“This was a decision that just made sense,” stated Richard Neels, president of Employee Owned Holdings, Inc. “We had an opportunity where the synergies basically dictated we do this and it is now gratifying to see such success as a result.”

SIT expanded its reach into new and existing markets as a result of the merger, stretching further internationally than ever before. The result is that regardless of location, SIT can readily provide support and quick response times for its customer’s field service needs.

Over the past year, SIT engaged in several significant operations. SIT assisted in providing mission critical steering systems and hydraulic power units for marine vessels. Additionally, SIT engaged in completing jacking systems for two international liftboat projects, requiring and involving newly engineered and designed jacking system.

One additional highlight was an international project focused on crude and refined oil buoys involving over a dozen SIT employees. SIT was selected because it is able to significantly condense the amount of equipment needed for installation onto offshore buoys in order to rapidly transfer fluid from a ship to an onshore facility and vise-versa.

’Creating Structures in Motion’ is our motto,” stated Kevin Hayes, President of SIT. “But we will continue to look for ways, like this merger, to improve our offerings in design conception, engineering, and supply & support of turnkey systems along with product based applications to see what the next year will provide!”

Supreme Integrated Technology, Inc. is a subsidiary of Employee Owned Holdings, Inc., headquartered in Harahan, Louisiana, and is a 100% employee owned company. For other information about SIT and our family of employee owned companies, please visit

Hydraquip: A Certification Success Story featured in Fluid Power Journal

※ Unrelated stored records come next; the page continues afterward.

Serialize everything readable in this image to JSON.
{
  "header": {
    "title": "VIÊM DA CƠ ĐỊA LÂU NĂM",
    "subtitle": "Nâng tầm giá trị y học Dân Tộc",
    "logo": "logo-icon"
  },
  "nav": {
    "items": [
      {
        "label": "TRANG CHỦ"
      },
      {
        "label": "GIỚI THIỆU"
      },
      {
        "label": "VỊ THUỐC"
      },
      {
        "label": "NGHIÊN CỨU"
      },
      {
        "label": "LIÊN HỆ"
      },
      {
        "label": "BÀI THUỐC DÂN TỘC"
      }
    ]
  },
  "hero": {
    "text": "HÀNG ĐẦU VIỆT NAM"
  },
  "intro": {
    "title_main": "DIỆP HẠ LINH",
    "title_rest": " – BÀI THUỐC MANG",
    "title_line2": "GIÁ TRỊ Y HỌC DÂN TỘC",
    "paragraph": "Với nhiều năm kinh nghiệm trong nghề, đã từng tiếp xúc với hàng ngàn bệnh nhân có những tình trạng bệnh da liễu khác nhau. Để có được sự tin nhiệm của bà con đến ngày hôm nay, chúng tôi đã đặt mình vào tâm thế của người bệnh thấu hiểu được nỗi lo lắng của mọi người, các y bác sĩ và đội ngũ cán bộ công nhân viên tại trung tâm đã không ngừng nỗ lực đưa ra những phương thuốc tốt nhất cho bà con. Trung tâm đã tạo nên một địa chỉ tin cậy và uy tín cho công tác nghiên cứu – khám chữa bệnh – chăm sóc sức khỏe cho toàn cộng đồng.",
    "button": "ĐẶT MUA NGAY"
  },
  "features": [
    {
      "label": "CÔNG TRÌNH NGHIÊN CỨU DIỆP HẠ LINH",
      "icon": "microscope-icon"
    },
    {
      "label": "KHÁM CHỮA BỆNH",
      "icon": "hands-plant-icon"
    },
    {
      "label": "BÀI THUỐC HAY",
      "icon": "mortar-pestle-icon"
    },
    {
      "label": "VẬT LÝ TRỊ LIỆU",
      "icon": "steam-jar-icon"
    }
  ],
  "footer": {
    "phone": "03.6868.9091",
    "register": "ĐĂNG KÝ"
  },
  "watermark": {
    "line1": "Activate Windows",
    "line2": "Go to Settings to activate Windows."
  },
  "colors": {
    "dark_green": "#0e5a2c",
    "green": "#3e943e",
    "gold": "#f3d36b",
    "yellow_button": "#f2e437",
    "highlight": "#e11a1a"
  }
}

A Certification Success Story – Founded in 1951, Hydraquip – a 100% employee-owned company in Houston, Tex. – offers system design, service and repair, and fluid conveyance through many world-class manufacturers. Through partnering with its sister companies, Hydraquip can provide turnkey systems, engineering…